If you will enter its world, you will learn new things. Dr. Marks gives here a picture of an extraordinary effort in the current culture of life. Like all good efforts, those in this book can seem to be beggars to those not open to truth, goodness and beauty—not their imitations—which are available free of charge.
The book’s many stories can draw you in. They come with keen insights into our daily life.
You will want to at least take a look at several things in the book that are worth the price paid of the time you spend reading them. I’m thinking first of all—at least for myself—of the help of Saint Anthony in getting Monsignor’s new idea for pro-life activity started (page 75)—an idea that would quite literally spread across the globe. Many of us have Saint Anthony stories. This one ranks right up there.
We are used to the false narratives and examples and conclusions put out by the pro-choice movement and its fellow travelers in media and government. We seldom see, in one place, the great refutations this book presents. We find here an encouragement and intelligence that can affect our own witness both in the movement and in daily life. Indeed, we will find things that we will want to add to our own daily conversations with family, friends and acquaintances.
A good place to see all of this is the chapter, “Marks of a Teacher” (pages 89-93). Marks (the author) tells us that “Cardinal Schönborn had it right when he told Bishop Daily that the Helpers “changed the face of Austria.”” And Marks adds, “Austria owes much of the change to a quality that I shall call “teacherliness,” for lack of a better word. It is one part communications skill, one part mastery of subject matter, and a third part appreciating the good qualities of one’s students. Monsignor qualifies on all counts.”
Monsignor gives us a compelling overview of how abortion took hold in the first place. The book also gives us a look at what Monsignor is trying to do to improve the quality of homilies. In his program, called “We Want To Teach, We Want To Be Taught,” he wants to replace the scripture review approach with a catechetical method.
The pro-choice movement is a compound of falsehoods, and it introduces these into its arguments, always substituting a different lie for the one that is being exposed. The ground keeps shifting. A good teacher—Monsignor Reilly—can keep the matter on track.
The book is, I think, a conscience-forming event. If you are an active pro-life person, I think this will encourage and improve what you do. And even if you have been a regular with Monsignor at vigils, I think you will find it a new benefit to have so much of Monsignor’s history in one place and in a continuous, memorable presentation. Whether you are a bishop or a beggar, I believe you will find yourself somewhere in the story.
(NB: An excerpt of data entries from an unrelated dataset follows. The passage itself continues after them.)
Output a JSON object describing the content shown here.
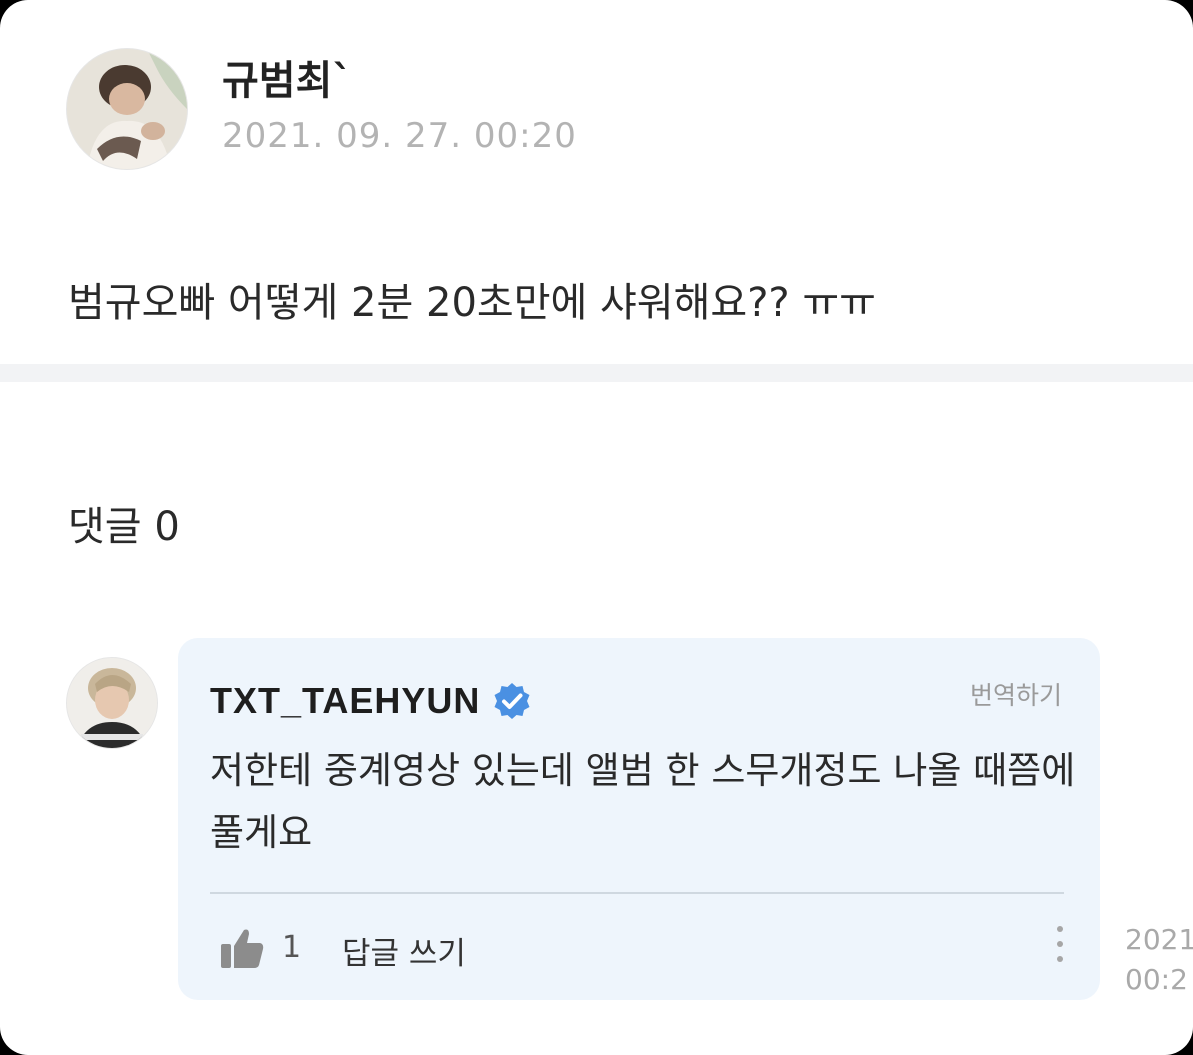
{
  "post": {
    "author": "규범최`",
    "timestamp": "2021. 09. 27. 00:20",
    "body": "범규오빠 어떻게 2분 20초만에 샤워해요?? ㅠㅠ",
    "avatar_icon": "profile-photo"
  },
  "comments": {
    "count_label": "댓글 0"
  },
  "comment": {
    "author": "TXT_TAEHYUN",
    "verified_icon": "verified-badge",
    "verified_color": "#4a90e2",
    "translate_label": "번역하기",
    "text": "저한테 중계영상 있는데 앨범 한 스무개정도 나올 때쯤에 풀게요",
    "like_icon": "thumbs-up",
    "like_count": "1",
    "reply_label": "답글 쓰기",
    "more_icon": "vertical-ellipsis",
    "timestamp_line1": "2021",
    "timestamp_line2": "00:2",
    "card_color": "#eef5fc"
  }
}
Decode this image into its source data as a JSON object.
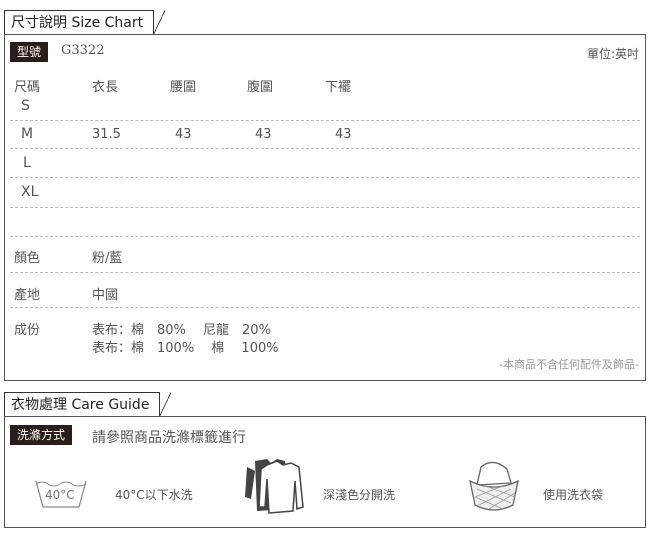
{
  "size_chart": {
    "tab_label": "尺寸說明 Size Chart",
    "model_tag": "型號",
    "model_no": "G3322",
    "unit": "單位:英吋",
    "headers": [
      "尺碼",
      "衣長",
      "腰圍",
      "腹圍",
      "下襬"
    ],
    "rows": [
      {
        "size": "S",
        "values": [
          "",
          "",
          "",
          ""
        ]
      },
      {
        "size": "M",
        "values": [
          "31.5",
          "43",
          "43",
          "43"
        ]
      },
      {
        "size": "L",
        "values": [
          "",
          "",
          "",
          ""
        ]
      },
      {
        "size": "XL",
        "values": [
          "",
          "",
          "",
          ""
        ]
      }
    ],
    "color_label": "顏色",
    "color_value": "粉/藍",
    "origin_label": "產地",
    "origin_value": "中國",
    "material_label": "成份",
    "material_line1": "表布：棉　80%　 尼龍　20%",
    "material_line2": "表布：棉　100%　 棉　 100%",
    "note": "-本商品不含任何配件及飾品-"
  },
  "care": {
    "tab_label": "衣物處理 Care Guide",
    "wash_tag": "洗滌方式",
    "wash_text": "請參照商品洗滌標籤進行",
    "icon1_text": "40°C",
    "item1": "40°C以下水洗",
    "item2": "深淺色分開洗",
    "item3": "使用洗衣袋"
  }
}
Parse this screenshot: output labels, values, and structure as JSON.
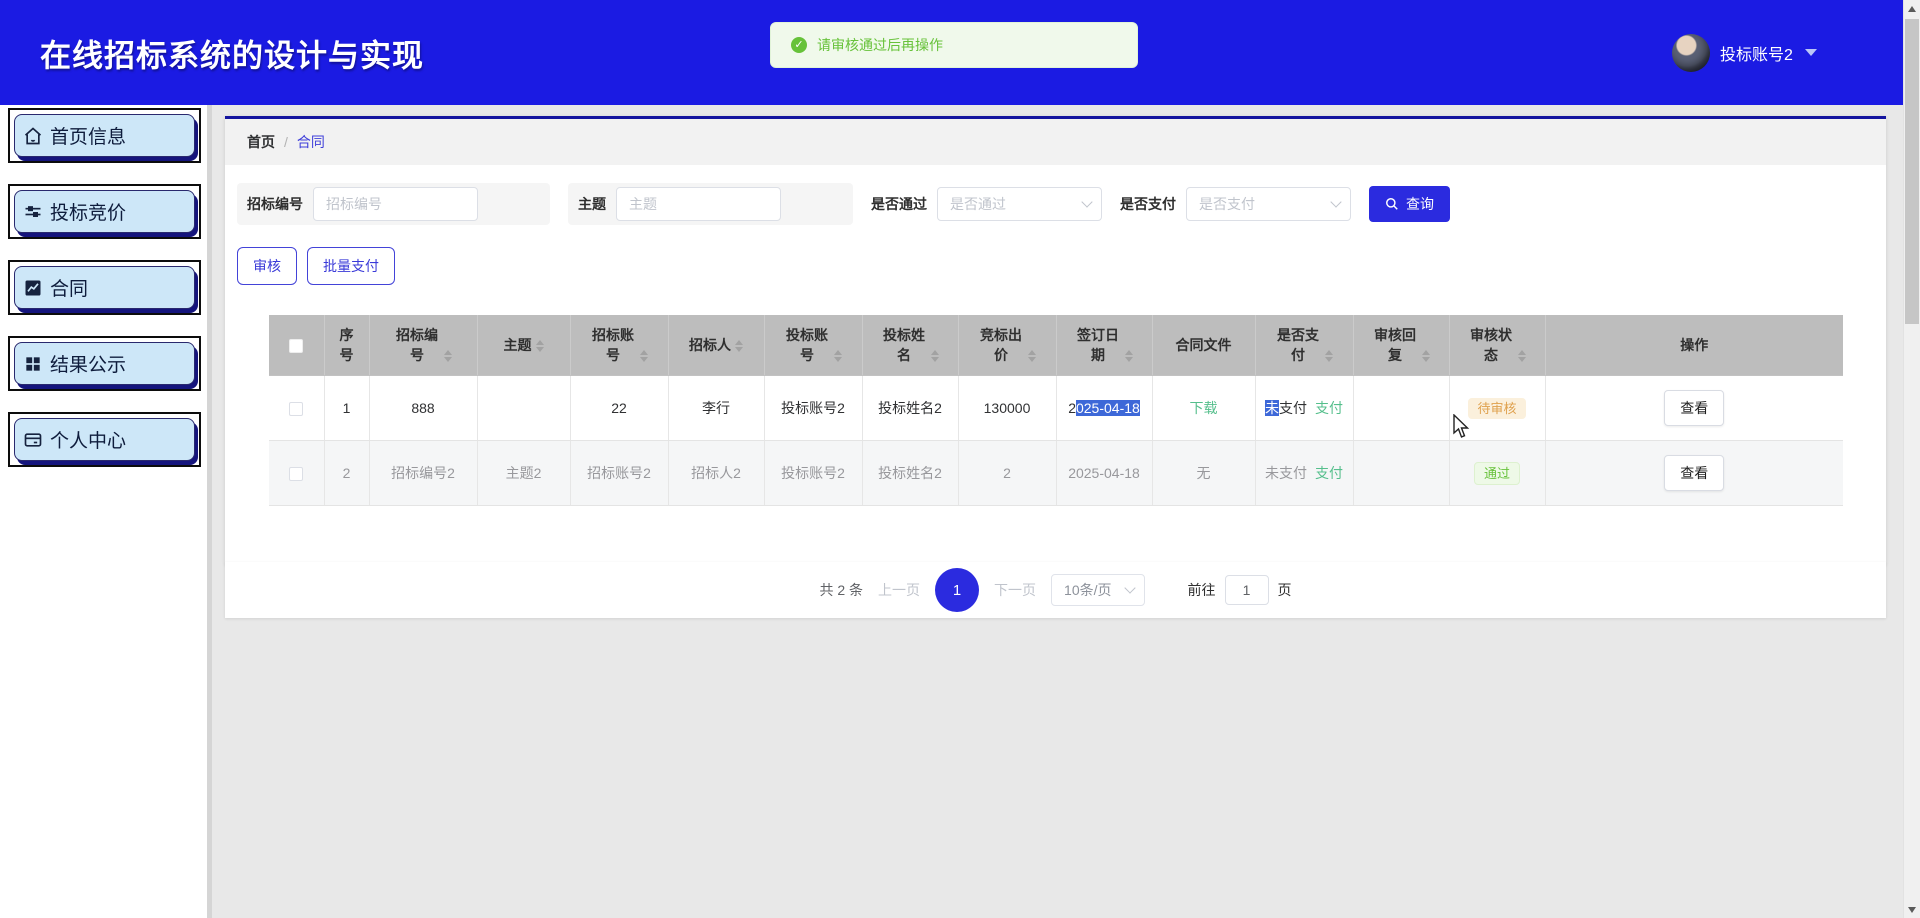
{
  "header": {
    "title": "在线招标系统的设计与实现",
    "toast": {
      "text": "请审核通过后再操作",
      "icon": "check-circle-icon"
    },
    "user": {
      "name": "投标账号2",
      "icon": "caret-down-icon"
    }
  },
  "sidebar": {
    "items": [
      {
        "icon": "home-icon",
        "label": "首页信息"
      },
      {
        "icon": "sliders-icon",
        "label": "投标竞价"
      },
      {
        "icon": "chart-icon",
        "label": "合同"
      },
      {
        "icon": "grid-icon",
        "label": "结果公示"
      },
      {
        "icon": "card-icon",
        "label": "个人中心"
      }
    ]
  },
  "breadcrumb": {
    "home": "首页",
    "separator": "/",
    "current": "合同"
  },
  "filters": {
    "groups": [
      {
        "label": "招标编号",
        "placeholder": "招标编号",
        "type": "input"
      },
      {
        "label": "主题",
        "placeholder": "主题",
        "type": "input"
      },
      {
        "label": "是否通过",
        "placeholder": "是否通过",
        "type": "select"
      },
      {
        "label": "是否支付",
        "placeholder": "是否支付",
        "type": "select"
      }
    ],
    "search_label": "查询",
    "search_icon": "magnifier-icon"
  },
  "actions": {
    "audit": "审核",
    "batch_pay": "批量支付"
  },
  "table": {
    "columns": [
      {
        "label": ""
      },
      {
        "label": "序号"
      },
      {
        "label": "招标编号"
      },
      {
        "label": "主题"
      },
      {
        "label": "招标账号"
      },
      {
        "label": "招标人"
      },
      {
        "label": "投标账号"
      },
      {
        "label": "投标姓名"
      },
      {
        "label": "竞标出价"
      },
      {
        "label": "签订日期"
      },
      {
        "label": "合同文件"
      },
      {
        "label": "是否支付"
      },
      {
        "label": "审核回复"
      },
      {
        "label": "审核状态"
      },
      {
        "label": "操作"
      }
    ],
    "rows": [
      {
        "seq": "1",
        "bid_no": "888",
        "topic": "",
        "bid_account": "22",
        "bidder": "李行",
        "tender_account": "投标账号2",
        "tender_name": "投标姓名2",
        "price": "130000",
        "date_prefix": "2",
        "date_selected": "025-04-18",
        "file_link": "下载",
        "pay_selected": "未",
        "pay_rest": "支付",
        "pay_link": "支付",
        "reply": "",
        "status": "待审核",
        "action": "查看"
      },
      {
        "seq": "2",
        "bid_no": "招标编号2",
        "topic": "主题2",
        "bid_account": "招标账号2",
        "bidder": "招标人2",
        "tender_account": "投标账号2",
        "tender_name": "投标姓名2",
        "price": "2",
        "date": "2025-04-18",
        "file_text": "无",
        "pay_text": "未支付",
        "pay_link": "支付",
        "reply": "",
        "status": "通过",
        "action": "查看"
      }
    ]
  },
  "pagination": {
    "total": "共 2 条",
    "prev": "上一页",
    "current_page": "1",
    "next": "下一页",
    "page_size": "10条/页",
    "goto_prefix": "前往",
    "goto_value": "1",
    "goto_suffix": "页"
  },
  "colors": {
    "header_blue": "#1b1be3",
    "accent_blue": "#2b2bdf",
    "divider_navy": "#14149e",
    "selection_blue": "#3d68d8",
    "success_green": "#67c23a",
    "link_green": "#55bf8c",
    "warning_orange": "#dfa14e",
    "sidebar_item_blue": "#cde7f8",
    "table_header_gray": "#bdbdbd"
  }
}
This is a book we can go back to:
- We can get a look at some of the history of New York that we may never have heard.
- We learn who make the best shock troops in the movement.
- The number of “turnarounds” at an abortion clinic is directly proportional to the number of persons in the praying group.
- The three things that a woman will never learn from an abortionist.
- Monsignor Reilly, who at one time was principal of Cathedral High School, became an unwelcome person there, because of the strong pro-life message he continually advanced.
- How Monsignor was able to invigorate the pro-life movement after Operation Rescue began to run down.
- Bishop Daily’s help in separating, as greatly more important, the pro-life movement from other issues, such as was being done by some of the clergy.
- How Monsignor was able to successfully prevent the New York City Council in its attempts to deprive The Helpers of God’s Precious Infants of its First Amendment Rights.
As you read, you begin to see that because of the approach Monsignor takes, the stories frequently lead to what J.R.R. Tolkien, the author of The Lord of the Rings, called eucatastrophe—“the sudden happy turn in a story which pierces you with a joy that brings tears…”
For myself, this is something that can occur at a vigil in the presence of evil at an abortion clinic— the silent and powerful way goodness can seep into your soul—and into the souls of your fellow pray-ers and counselors. I think that if you would experience the wellsprings of hope, you may find them at Calvary, which is what Monsignor calls the abortion clinic.